• WORK INSTRUCTION: Each line below should be written out again exactly.

Segment Start: PROVIDED INFORMATION

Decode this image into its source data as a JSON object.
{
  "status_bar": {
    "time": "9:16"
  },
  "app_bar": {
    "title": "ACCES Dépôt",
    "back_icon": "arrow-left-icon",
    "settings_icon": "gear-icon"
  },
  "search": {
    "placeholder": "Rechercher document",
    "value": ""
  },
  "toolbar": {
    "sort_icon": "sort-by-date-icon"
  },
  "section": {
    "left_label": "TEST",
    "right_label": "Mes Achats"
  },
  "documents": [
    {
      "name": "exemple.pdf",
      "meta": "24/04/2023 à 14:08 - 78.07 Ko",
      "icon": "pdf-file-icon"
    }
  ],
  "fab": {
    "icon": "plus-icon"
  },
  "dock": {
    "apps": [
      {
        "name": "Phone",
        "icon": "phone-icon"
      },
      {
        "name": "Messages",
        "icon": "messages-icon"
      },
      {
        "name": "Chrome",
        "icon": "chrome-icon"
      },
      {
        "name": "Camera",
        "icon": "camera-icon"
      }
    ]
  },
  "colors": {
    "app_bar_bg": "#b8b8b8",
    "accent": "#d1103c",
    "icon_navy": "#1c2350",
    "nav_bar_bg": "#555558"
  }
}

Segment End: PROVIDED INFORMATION

• OUTPUT FOR THIS TASK:
Decode this image into its source data as a JSON object.
{
  "status_bar": {
    "time": "9:16"
  },
  "app_bar": {
    "title": "ACCES Dépôt",
    "back_icon": "arrow-left-icon",
    "settings_icon": "gear-icon"
  },
  "search": {
    "placeholder": "Rechercher document",
    "value": ""
  },
  "toolbar": {
    "sort_icon": "sort-by-date-icon"
  },
  "section": {
    "left_label": "TEST",
    "right_label": "Mes Achats"
  },
  "documents": [
    {
      "name": "exemple.pdf",
      "meta": "24/04/2023 à 14:08 - 78.07 Ko",
      "icon": "pdf-file-icon"
    }
  ],
  "fab": {
    "icon": "plus-icon"
  },
  "dock": {
    "apps": [
      {
        "name": "Phone",
        "icon": "phone-icon"
      },
      {
        "name": "Messages",
        "icon": "messages-icon"
      },
      {
        "name": "Chrome",
        "icon": "chrome-icon"
      },
      {
        "name": "Camera",
        "icon": "camera-icon"
      }
    ]
  },
  "colors": {
    "app_bar_bg": "#b8b8b8",
    "accent": "#d1103c",
    "icon_navy": "#1c2350",
    "nav_bar_bg": "#555558"
  }
}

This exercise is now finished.